- Marketers can grow their first-party databases and then segment within it – by overlaying third-party data sources, through surveys and quizzes – and of course by tracking responsiveness – to come close to the behavior-based insights that cookies provide.
- Marketers can leverage interest-based targeting and personalize content based on those learnings. For example, at Perion we can acquire traffic that reflects user interest in a specific area – say electric vehicles, or traveling in a vaccinated world – and then build “content environments” that are personalized around those user passion areas.
John Nardone, CEO, Flashtalking
With the imminent removal of third-party cookies and mobile IDs (MAIDS), the world of digital advertising is entering unchartered waters.

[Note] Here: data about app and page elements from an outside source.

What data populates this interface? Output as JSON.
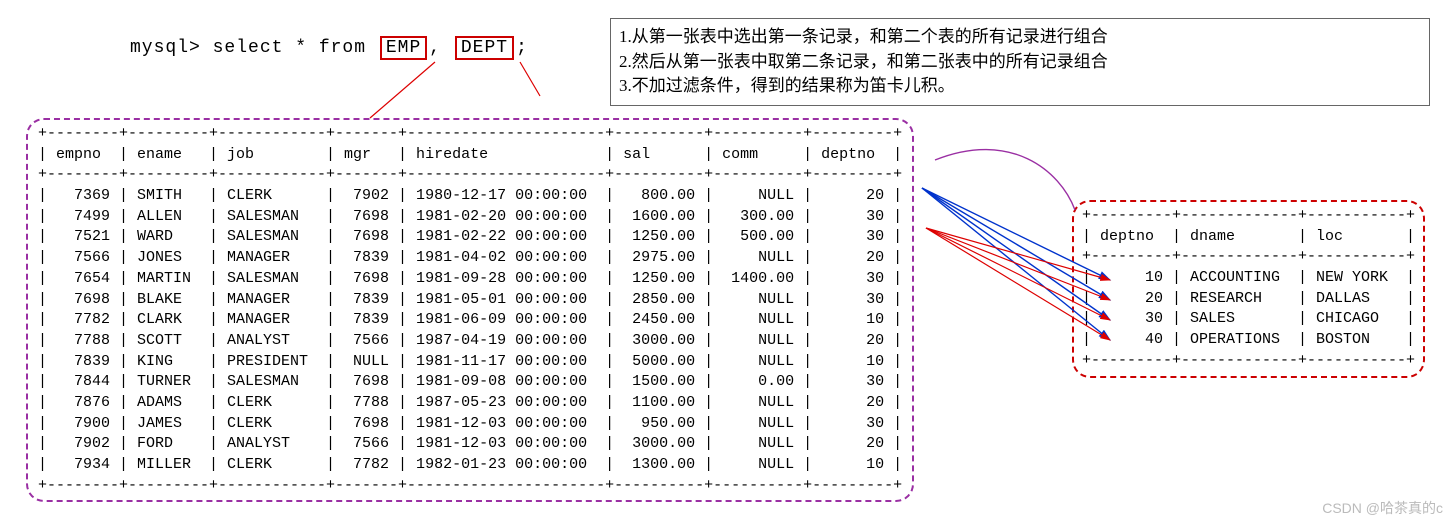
{
  "sql": {
    "prompt": "mysql>",
    "stmt_pre": " select * from ",
    "kw1": "EMP",
    "mid": ", ",
    "kw2": "DEPT",
    "stmt_post": ";"
  },
  "explain": {
    "line1": "1.从第一张表中选出第一条记录，和第二个表的所有记录进行组合",
    "line2": "2.然后从第一张表中取第二条记录，和第二张表中的所有记录组合",
    "line3": "3.不加过滤条件，得到的结果称为笛卡儿积。"
  },
  "emp_table": {
    "headers": [
      "empno",
      "ename",
      "job",
      "mgr",
      "hiredate",
      "sal",
      "comm",
      "deptno"
    ],
    "rows": [
      [
        "7369",
        "SMITH",
        "CLERK",
        "7902",
        "1980-12-17 00:00:00",
        "800.00",
        "NULL",
        "20"
      ],
      [
        "7499",
        "ALLEN",
        "SALESMAN",
        "7698",
        "1981-02-20 00:00:00",
        "1600.00",
        "300.00",
        "30"
      ],
      [
        "7521",
        "WARD",
        "SALESMAN",
        "7698",
        "1981-02-22 00:00:00",
        "1250.00",
        "500.00",
        "30"
      ],
      [
        "7566",
        "JONES",
        "MANAGER",
        "7839",
        "1981-04-02 00:00:00",
        "2975.00",
        "NULL",
        "20"
      ],
      [
        "7654",
        "MARTIN",
        "SALESMAN",
        "7698",
        "1981-09-28 00:00:00",
        "1250.00",
        "1400.00",
        "30"
      ],
      [
        "7698",
        "BLAKE",
        "MANAGER",
        "7839",
        "1981-05-01 00:00:00",
        "2850.00",
        "NULL",
        "30"
      ],
      [
        "7782",
        "CLARK",
        "MANAGER",
        "7839",
        "1981-06-09 00:00:00",
        "2450.00",
        "NULL",
        "10"
      ],
      [
        "7788",
        "SCOTT",
        "ANALYST",
        "7566",
        "1987-04-19 00:00:00",
        "3000.00",
        "NULL",
        "20"
      ],
      [
        "7839",
        "KING",
        "PRESIDENT",
        "NULL",
        "1981-11-17 00:00:00",
        "5000.00",
        "NULL",
        "10"
      ],
      [
        "7844",
        "TURNER",
        "SALESMAN",
        "7698",
        "1981-09-08 00:00:00",
        "1500.00",
        "0.00",
        "30"
      ],
      [
        "7876",
        "ADAMS",
        "CLERK",
        "7788",
        "1987-05-23 00:00:00",
        "1100.00",
        "NULL",
        "20"
      ],
      [
        "7900",
        "JAMES",
        "CLERK",
        "7698",
        "1981-12-03 00:00:00",
        "950.00",
        "NULL",
        "30"
      ],
      [
        "7902",
        "FORD",
        "ANALYST",
        "7566",
        "1981-12-03 00:00:00",
        "3000.00",
        "NULL",
        "20"
      ],
      [
        "7934",
        "MILLER",
        "CLERK",
        "7782",
        "1982-01-23 00:00:00",
        "1300.00",
        "NULL",
        "10"
      ]
    ]
  },
  "dept_table": {
    "headers": [
      "deptno",
      "dname",
      "loc"
    ],
    "rows": [
      [
        "10",
        "ACCOUNTING",
        "NEW YORK"
      ],
      [
        "20",
        "RESEARCH",
        "DALLAS"
      ],
      [
        "30",
        "SALES",
        "CHICAGO"
      ],
      [
        "40",
        "OPERATIONS",
        "BOSTON"
      ]
    ]
  },
  "watermark": "CSDN @哈茶真的c"
}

Because there is no single piece of technology that can replace the cookie/MAID, this new world will be much more complicated with media buying and measurement fragmented across multiple ID spaces.

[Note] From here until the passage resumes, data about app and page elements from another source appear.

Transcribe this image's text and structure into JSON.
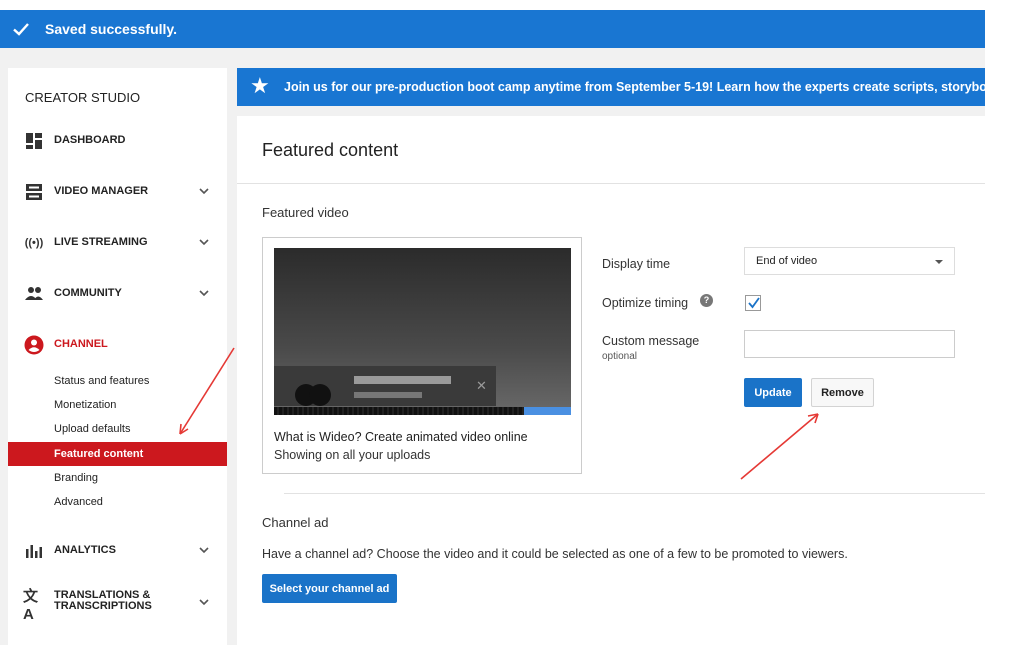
{
  "notification": {
    "message": "Saved successfully."
  },
  "sidebar": {
    "title": "CREATOR STUDIO",
    "items": [
      {
        "label": "DASHBOARD",
        "icon": "dashboard-icon"
      },
      {
        "label": "VIDEO MANAGER",
        "icon": "video-manager-icon"
      },
      {
        "label": "LIVE STREAMING",
        "icon": "live-streaming-icon"
      },
      {
        "label": "COMMUNITY",
        "icon": "community-icon"
      },
      {
        "label": "CHANNEL",
        "icon": "channel-icon",
        "color": "#cc181e"
      },
      {
        "label": "ANALYTICS",
        "icon": "analytics-icon"
      },
      {
        "label": "TRANSLATIONS & TRANSCRIPTIONS",
        "icon": "translate-icon"
      }
    ],
    "channel_subitems": [
      {
        "label": "Status and features"
      },
      {
        "label": "Monetization"
      },
      {
        "label": "Upload defaults"
      },
      {
        "label": "Featured content",
        "active": true
      },
      {
        "label": "Branding"
      },
      {
        "label": "Advanced"
      }
    ]
  },
  "banner": {
    "text": "Join us for our pre-production boot camp anytime from September 5-19! Learn how the experts create scripts, storyboa",
    "icon": "star-icon"
  },
  "main": {
    "title": "Featured content",
    "featured_video": {
      "section_label": "Featured video",
      "video_title": "What is Wideo? Create animated video online",
      "video_subtitle": "Showing on all your uploads",
      "display_time_label": "Display time",
      "display_time_value": "End of video",
      "optimize_timing_label": "Optimize timing",
      "optimize_timing_checked": true,
      "custom_message_label": "Custom message",
      "custom_message_optional": "optional",
      "custom_message_value": "",
      "update_label": "Update",
      "remove_label": "Remove"
    },
    "channel_ad": {
      "section_label": "Channel ad",
      "description": "Have a channel ad? Choose the video and it could be selected as one of a few to be promoted to viewers.",
      "button_label": "Select your channel ad"
    }
  },
  "colors": {
    "accent_blue": "#1976d2",
    "channel_red": "#cc181e",
    "annotation_red": "#e53935"
  }
}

Identity underpins every aspect of the campaign life cycle, from onboarding, activation, prospecting and retargeting to creative personalization, data and measurement. On the buy side of the ecosystem, ad tech companies have been scrambling to introduce their own version of a post-cookie identifier, and significant progress is being made to activate these identifiers across the buying platforms. With the loss of addressable coverage via cookies, advertisers will most certainly require multiple IDs on the buy side to reach the scale they need to execute their omnichannel media campaigns.

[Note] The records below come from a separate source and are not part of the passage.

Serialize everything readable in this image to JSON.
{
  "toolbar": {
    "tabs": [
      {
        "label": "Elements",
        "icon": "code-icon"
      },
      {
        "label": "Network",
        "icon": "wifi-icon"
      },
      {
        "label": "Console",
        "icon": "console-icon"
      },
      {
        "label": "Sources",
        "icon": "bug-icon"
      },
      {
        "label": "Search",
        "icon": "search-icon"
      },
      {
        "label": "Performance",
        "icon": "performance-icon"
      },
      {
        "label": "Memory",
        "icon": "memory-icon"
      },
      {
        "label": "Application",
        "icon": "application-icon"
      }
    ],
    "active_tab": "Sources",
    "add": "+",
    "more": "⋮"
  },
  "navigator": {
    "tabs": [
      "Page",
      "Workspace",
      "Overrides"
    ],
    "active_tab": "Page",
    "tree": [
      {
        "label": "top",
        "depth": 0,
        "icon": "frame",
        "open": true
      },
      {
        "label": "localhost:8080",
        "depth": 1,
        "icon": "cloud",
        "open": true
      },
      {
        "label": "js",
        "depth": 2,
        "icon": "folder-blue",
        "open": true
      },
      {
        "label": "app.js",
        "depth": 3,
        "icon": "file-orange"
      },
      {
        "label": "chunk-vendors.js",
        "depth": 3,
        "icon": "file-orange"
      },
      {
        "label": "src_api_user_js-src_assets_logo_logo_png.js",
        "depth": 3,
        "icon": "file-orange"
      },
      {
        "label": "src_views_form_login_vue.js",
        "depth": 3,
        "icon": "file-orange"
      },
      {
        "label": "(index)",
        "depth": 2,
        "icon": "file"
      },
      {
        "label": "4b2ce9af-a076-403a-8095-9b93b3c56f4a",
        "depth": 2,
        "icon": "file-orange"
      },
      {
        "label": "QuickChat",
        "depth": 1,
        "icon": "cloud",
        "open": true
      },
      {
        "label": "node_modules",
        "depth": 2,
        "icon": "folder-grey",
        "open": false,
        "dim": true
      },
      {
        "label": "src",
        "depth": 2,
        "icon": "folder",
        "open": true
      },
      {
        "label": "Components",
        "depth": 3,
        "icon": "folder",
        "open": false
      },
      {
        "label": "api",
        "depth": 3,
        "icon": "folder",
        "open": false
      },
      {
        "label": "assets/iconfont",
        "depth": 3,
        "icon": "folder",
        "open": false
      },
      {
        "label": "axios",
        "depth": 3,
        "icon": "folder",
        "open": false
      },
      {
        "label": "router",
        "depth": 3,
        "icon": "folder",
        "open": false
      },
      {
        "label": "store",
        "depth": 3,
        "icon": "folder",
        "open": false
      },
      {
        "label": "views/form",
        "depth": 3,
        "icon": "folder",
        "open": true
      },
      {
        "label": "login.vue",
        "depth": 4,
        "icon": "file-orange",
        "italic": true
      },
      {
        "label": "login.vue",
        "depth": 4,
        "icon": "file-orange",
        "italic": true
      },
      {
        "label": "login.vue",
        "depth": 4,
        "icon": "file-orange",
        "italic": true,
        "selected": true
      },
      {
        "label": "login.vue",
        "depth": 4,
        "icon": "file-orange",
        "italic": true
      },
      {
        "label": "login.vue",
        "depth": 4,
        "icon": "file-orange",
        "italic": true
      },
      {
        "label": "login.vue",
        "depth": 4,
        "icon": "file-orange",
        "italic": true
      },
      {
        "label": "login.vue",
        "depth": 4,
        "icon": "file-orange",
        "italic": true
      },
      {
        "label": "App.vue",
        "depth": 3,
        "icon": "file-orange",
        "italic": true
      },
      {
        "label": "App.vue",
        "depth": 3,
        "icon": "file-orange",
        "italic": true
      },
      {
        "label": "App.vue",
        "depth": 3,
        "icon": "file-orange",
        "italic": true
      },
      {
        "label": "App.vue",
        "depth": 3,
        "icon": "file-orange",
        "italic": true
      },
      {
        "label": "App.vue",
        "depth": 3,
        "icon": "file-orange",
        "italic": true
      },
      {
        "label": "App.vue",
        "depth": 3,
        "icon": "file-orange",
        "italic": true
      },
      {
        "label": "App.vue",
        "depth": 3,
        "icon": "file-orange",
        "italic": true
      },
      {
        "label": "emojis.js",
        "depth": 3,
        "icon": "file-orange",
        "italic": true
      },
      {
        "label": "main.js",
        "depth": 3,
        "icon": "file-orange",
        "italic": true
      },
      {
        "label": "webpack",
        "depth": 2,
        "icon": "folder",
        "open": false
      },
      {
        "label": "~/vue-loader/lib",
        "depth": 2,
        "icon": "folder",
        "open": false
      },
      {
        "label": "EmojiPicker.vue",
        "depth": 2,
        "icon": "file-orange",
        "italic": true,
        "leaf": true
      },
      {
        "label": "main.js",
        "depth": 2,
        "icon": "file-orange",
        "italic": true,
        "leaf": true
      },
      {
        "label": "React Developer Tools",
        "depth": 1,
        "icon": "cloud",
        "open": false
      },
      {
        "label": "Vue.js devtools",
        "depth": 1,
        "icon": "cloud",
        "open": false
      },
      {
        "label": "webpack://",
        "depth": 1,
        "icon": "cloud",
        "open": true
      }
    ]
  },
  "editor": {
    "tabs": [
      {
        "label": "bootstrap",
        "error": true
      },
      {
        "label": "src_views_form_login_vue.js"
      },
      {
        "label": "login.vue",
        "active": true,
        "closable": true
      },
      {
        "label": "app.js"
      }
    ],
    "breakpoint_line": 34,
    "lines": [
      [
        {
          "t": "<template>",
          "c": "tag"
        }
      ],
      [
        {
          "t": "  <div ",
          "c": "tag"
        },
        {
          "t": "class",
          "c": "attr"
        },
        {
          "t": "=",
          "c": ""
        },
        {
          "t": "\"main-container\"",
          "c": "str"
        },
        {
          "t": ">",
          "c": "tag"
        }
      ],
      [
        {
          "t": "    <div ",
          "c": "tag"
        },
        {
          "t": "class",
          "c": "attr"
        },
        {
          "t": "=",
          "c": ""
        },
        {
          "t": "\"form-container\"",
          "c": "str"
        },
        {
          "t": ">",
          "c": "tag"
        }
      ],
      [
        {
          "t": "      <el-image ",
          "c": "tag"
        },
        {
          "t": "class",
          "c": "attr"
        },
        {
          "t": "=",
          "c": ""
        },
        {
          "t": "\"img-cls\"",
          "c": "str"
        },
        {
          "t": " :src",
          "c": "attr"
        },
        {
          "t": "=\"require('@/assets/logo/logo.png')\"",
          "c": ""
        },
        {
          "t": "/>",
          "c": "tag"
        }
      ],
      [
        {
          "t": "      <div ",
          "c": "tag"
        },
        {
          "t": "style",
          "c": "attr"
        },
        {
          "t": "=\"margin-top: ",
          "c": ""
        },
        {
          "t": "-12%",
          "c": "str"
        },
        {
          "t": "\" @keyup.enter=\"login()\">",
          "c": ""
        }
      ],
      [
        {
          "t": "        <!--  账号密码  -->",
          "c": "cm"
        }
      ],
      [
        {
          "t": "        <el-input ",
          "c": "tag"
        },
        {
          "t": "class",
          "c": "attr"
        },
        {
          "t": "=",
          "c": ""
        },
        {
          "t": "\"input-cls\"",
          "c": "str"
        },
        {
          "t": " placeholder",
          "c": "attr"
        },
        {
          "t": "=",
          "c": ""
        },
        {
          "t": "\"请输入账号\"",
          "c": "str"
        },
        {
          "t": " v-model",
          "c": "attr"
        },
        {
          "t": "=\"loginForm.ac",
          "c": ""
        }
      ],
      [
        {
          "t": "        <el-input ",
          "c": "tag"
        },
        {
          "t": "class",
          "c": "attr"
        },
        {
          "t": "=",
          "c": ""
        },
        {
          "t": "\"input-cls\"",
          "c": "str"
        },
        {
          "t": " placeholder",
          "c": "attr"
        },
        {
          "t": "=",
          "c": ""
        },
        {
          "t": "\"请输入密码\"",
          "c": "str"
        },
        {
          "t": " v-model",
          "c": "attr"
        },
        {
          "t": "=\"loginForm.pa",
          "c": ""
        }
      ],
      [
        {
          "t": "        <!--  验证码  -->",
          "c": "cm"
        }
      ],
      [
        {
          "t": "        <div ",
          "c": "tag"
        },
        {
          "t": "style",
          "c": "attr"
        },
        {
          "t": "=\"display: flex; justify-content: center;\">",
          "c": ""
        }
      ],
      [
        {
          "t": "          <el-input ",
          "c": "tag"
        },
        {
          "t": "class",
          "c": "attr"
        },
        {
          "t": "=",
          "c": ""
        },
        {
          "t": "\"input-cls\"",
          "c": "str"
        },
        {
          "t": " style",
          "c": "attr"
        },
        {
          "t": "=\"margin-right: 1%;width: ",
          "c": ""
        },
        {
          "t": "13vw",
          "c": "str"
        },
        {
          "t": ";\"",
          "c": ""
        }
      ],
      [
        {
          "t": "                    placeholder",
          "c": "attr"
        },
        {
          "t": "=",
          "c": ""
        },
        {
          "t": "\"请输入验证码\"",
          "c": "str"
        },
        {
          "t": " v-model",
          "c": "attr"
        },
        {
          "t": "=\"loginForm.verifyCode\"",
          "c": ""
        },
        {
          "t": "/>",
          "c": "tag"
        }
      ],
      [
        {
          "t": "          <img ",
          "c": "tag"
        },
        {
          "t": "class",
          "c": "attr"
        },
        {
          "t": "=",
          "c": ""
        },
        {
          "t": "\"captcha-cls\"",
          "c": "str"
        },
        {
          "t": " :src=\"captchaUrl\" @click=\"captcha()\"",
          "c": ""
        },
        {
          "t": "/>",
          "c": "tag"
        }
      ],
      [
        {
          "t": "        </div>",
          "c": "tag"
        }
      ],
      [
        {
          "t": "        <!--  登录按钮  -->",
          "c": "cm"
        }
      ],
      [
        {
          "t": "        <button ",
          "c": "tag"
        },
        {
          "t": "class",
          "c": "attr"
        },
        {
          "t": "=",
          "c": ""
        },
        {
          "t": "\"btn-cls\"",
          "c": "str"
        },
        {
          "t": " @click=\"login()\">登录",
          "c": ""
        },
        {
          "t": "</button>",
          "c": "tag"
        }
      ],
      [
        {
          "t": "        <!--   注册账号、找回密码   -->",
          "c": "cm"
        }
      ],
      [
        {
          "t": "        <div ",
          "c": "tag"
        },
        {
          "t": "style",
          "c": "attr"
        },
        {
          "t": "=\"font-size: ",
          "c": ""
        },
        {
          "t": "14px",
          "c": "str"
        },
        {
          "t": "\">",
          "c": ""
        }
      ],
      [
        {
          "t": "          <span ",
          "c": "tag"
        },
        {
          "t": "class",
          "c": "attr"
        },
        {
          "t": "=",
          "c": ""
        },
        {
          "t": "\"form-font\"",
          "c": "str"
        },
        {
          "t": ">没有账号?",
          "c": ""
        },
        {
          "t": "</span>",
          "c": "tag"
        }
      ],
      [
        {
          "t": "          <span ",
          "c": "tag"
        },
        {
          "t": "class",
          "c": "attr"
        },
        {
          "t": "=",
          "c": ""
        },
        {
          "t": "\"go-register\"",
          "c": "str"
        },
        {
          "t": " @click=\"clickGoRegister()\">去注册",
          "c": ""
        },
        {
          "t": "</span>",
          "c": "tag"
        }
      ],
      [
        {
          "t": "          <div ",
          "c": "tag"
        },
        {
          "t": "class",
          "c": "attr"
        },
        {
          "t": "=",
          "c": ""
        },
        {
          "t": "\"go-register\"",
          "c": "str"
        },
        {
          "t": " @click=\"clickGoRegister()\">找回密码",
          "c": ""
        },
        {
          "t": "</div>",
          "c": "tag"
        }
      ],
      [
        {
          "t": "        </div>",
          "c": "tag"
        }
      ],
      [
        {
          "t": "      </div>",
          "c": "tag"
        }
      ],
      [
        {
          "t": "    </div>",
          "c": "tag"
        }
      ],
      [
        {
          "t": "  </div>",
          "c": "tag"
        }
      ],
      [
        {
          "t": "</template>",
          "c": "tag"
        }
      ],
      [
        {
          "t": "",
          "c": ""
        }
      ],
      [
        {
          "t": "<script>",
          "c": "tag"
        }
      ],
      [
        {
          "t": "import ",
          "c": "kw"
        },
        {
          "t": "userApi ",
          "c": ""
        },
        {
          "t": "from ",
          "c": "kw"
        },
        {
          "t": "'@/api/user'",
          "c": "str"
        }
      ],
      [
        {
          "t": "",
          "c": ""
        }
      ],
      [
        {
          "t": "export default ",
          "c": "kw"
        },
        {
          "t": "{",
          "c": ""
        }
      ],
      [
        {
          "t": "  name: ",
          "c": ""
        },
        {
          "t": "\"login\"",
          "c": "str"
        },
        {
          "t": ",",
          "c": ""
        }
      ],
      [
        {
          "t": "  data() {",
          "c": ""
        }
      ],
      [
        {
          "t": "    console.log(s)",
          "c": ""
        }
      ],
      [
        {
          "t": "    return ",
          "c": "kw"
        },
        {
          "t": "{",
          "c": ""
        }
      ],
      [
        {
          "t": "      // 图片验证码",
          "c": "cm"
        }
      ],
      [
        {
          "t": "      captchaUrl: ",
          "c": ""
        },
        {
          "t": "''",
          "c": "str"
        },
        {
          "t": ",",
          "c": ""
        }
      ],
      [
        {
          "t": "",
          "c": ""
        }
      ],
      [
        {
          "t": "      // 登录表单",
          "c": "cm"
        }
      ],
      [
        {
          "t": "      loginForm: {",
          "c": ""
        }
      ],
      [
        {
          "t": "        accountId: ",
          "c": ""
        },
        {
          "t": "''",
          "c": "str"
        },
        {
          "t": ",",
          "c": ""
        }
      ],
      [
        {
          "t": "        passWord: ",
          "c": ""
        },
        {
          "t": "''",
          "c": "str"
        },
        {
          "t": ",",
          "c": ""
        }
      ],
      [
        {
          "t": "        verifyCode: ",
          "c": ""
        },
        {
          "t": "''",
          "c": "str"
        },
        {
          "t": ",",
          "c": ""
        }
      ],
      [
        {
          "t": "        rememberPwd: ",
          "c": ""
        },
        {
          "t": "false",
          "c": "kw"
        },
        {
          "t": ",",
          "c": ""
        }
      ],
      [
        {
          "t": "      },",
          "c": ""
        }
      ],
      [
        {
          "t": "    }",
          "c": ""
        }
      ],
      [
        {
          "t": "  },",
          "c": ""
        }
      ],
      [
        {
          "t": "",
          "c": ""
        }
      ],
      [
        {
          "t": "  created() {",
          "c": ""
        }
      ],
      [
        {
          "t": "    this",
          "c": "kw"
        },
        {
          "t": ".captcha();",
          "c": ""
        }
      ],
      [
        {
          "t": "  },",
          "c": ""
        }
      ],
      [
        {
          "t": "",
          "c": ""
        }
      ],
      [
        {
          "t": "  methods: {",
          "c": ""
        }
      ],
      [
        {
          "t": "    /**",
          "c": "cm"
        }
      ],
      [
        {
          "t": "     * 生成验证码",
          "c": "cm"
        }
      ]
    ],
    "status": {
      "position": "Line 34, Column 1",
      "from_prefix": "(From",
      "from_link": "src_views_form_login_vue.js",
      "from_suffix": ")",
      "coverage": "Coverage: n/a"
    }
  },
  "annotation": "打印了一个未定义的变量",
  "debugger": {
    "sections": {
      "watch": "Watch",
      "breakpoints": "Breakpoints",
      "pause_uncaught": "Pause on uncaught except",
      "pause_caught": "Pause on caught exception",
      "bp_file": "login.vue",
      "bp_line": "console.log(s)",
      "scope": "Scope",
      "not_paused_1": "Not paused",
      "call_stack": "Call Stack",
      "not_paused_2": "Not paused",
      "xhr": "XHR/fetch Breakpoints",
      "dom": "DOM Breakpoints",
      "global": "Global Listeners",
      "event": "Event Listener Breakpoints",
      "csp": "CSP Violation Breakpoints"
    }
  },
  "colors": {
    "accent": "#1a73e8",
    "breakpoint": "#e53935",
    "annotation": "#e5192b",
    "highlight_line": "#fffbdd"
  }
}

With this shift, a whole new set of problems emerge around performance measurement and creative personalization. It is critical for advertisers to measure the effectiveness of their advertising investments, but will be very difficult to deliver reach, frequency and attribution results working from multiple disparate datasets. Advertisers will need a single, consolidated view of the customer journey by stitching these IDs together across every impression, click and conversion on the open web. And they need to leverage the new identity constructs to deliver personalized creative in the absence of cookies.
In short, advertisers need a way to safeguard their campaign measurement and personalization.
It is in this context that the ad server emerges as the most viable solution for safeguarding campaigns. The ad server is the only place in the ad tech stack where identity data and campaign data can be joined at both the user and impression level.
James Purtle, Senior Director of Digital Strategy, Data Axle
Advertisers should be getting closer to their data by investing in their own first-party data, data science infrastructures and working directly with third-party data providers. Going forward, advertisers, publishers and data providers will return to a model where they work more closely together when concepting, developing and executing campaigns—and the results are going to be stronger. Data providers have a vested interest in knowing whether their data is being put to effective use and driving ROI for brands.
Read Next: B2B Website Tools for Tech Marketers
In the current data exchange-driven landscape, however, most data providers never receive valuable feedback on campaign performance to help advertisers optimize their efforts or to incorporate learnings back into their product enhancement cycles. Working more closely with data providers will better ensure quality and create incentives for data providers to supply custom audiences and pricing options tailored to advertisers’ unique marketing challenges.
More on the key differences between 1st party and 3rd party cookies in this video: